Something that’s been bugging me for a while now is that people largely seem to have forgotten what it is that actually happened in the fall of 2008 as the financial crisis reached its most acute stage. Amar Bhidé’s new book, A Call for Judgment: Sensible Finance for a Dynamic Economy, isn’t primarily a history of this episode but it does contain a handy one-paragraph summary of why it is that the powers that be didn’t just let things fall apart:

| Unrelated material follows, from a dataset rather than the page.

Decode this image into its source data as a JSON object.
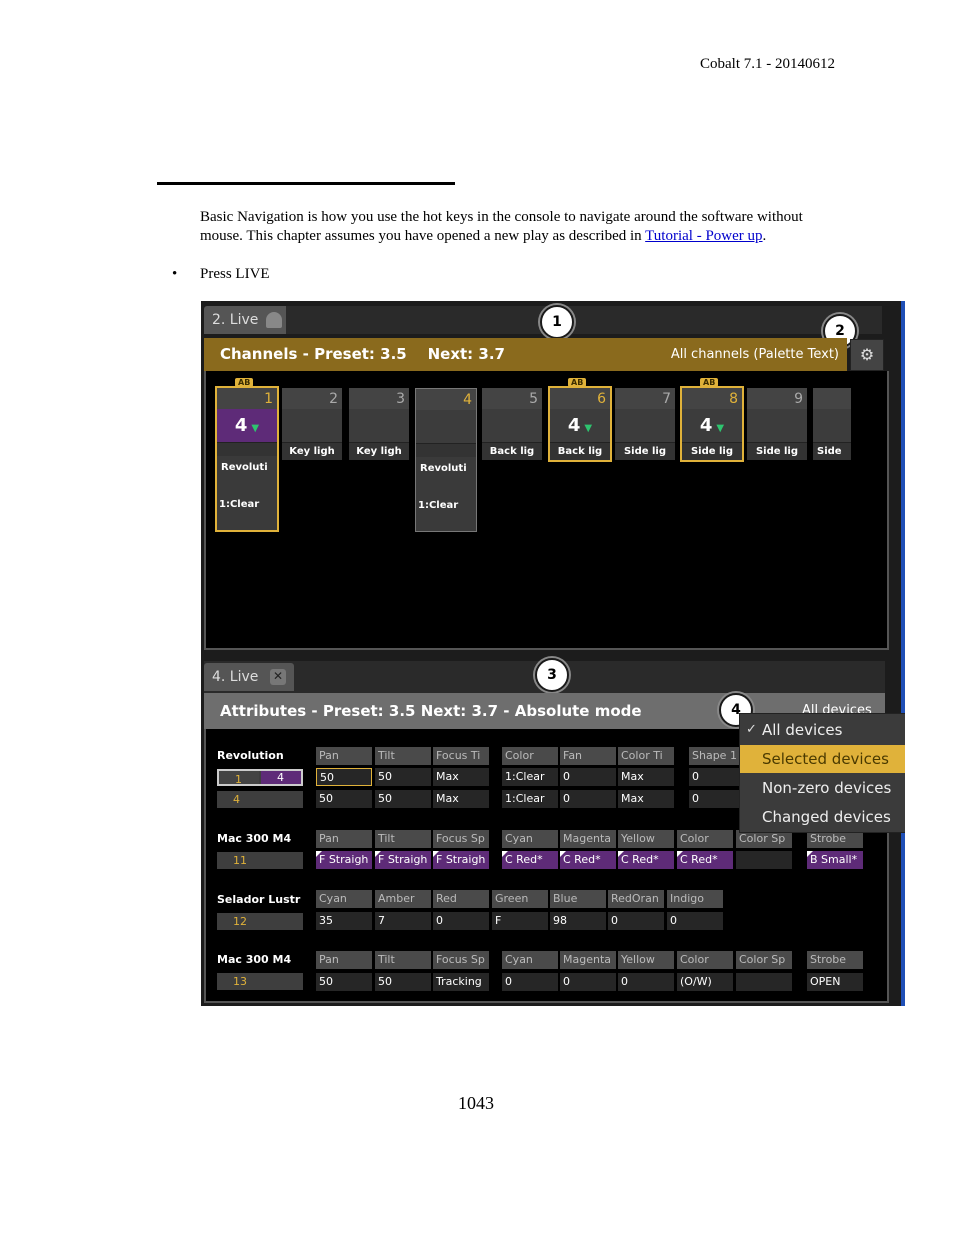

The common wisdom was that money market funds were “unrunnable,” because all withdrawals (redemptions) could be met by selling the assets of the fund. The illusion was shattered in September 2008. The pioneering Reserve Fund had large holdings of commercial paper issued by Lehman Brothers; the failure of Lehman triggered redemption requests for more than $20 billion on September 15, but less than half could be honored by selling assets since the markets were frozen.
Watching the paper markets freeze is a experience I won’t ever forget. There was a palpable sense that we might be watching the end of Western Capitalism.
If that seems dramatic you have to realize the inherent liquidity in money markets before Lehman imploded.
For the money markets to freeze would be as if you went to the store and tried to pay with your debit card and the store said “oh we do not accept checks or debit cards from Bank of America anymore, sorry”
Then in a panic you ran to the ATM and the ATM said “only half of funds available.” Enraged you checked it again, this time it says “only 1/3 of funds available”
You can’t spend your debit card and the ATM won’t give you your money back. If you are not in complete freak out mode right now then you are a utterly cool cat.
Now imagine that this is happening or is about to happen to everyone, with every bank, in every country in the world. You suspect that not all of them will be cool cats.
You spend a second wondering whether you should try to fix this as best you can or make your way quickly and quietly to Wal-Mart before they run out shotgun shells.
That’s what we were watching in the shadow banking system.